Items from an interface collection
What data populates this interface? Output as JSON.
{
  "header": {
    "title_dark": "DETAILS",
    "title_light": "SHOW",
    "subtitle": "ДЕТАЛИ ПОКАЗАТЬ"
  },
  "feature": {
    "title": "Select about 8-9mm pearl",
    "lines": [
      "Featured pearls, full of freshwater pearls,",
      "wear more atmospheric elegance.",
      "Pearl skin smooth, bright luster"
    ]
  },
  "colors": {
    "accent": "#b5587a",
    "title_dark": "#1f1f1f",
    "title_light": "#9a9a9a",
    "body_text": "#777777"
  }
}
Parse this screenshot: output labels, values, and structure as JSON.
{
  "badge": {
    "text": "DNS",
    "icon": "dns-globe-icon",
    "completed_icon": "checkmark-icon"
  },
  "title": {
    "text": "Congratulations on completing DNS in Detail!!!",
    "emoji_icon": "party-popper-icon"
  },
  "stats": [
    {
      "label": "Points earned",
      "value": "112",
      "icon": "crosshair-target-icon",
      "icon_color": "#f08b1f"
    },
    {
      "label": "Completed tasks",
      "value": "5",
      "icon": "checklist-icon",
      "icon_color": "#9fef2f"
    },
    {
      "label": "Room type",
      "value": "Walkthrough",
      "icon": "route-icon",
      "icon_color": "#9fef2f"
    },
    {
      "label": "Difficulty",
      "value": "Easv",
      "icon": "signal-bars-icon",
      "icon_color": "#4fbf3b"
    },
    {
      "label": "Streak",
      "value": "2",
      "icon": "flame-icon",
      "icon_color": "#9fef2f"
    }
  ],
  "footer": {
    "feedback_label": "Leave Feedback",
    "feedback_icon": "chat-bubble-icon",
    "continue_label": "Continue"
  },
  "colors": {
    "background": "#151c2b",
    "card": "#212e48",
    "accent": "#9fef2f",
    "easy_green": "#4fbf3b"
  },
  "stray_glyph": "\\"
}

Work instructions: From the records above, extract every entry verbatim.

Task solution:
What data populates this interface? Output as JSON.
{
  "header": {
    "title_dark": "DETAILS",
    "title_light": "SHOW",
    "subtitle": "ДЕТАЛИ ПОКАЗАТЬ"
  },
  "feature": {
    "title": "Select about 8-9mm pearl",
    "lines": [
      "Featured pearls, full of freshwater pearls,",
      "wear more atmospheric elegance.",
      "Pearl skin smooth, bright luster"
    ]
  },
  "colors": {
    "accent": "#b5587a",
    "title_dark": "#1f1f1f",
    "title_light": "#9a9a9a",
    "body_text": "#777777"
  }
}
Parse this screenshot: output labels, values, and structure as JSON.
{
  "badge": {
    "text": "DNS",
    "icon": "dns-globe-icon",
    "completed_icon": "checkmark-icon"
  },
  "title": {
    "text": "Congratulations on completing DNS in Detail!!!",
    "emoji_icon": "party-popper-icon"
  },
  "stats": [
    {
      "label": "Points earned",
      "value": "112",
      "icon": "crosshair-target-icon",
      "icon_color": "#f08b1f"
    },
    {
      "label": "Completed tasks",
      "value": "5",
      "icon": "checklist-icon",
      "icon_color": "#9fef2f"
    },
    {
      "label": "Room type",
      "value": "Walkthrough",
      "icon": "route-icon",
      "icon_color": "#9fef2f"
    },
    {
      "label": "Difficulty",
      "value": "Easv",
      "icon": "signal-bars-icon",
      "icon_color": "#4fbf3b"
    },
    {
      "label": "Streak",
      "value": "2",
      "icon": "flame-icon",
      "icon_color": "#9fef2f"
    }
  ],
  "footer": {
    "feedback_label": "Leave Feedback",
    "feedback_icon": "chat-bubble-icon",
    "continue_label": "Continue"
  },
  "colors": {
    "background": "#151c2b",
    "card": "#212e48",
    "accent": "#9fef2f",
    "easy_green": "#4fbf3b"
  },
  "stray_glyph": "\\"
}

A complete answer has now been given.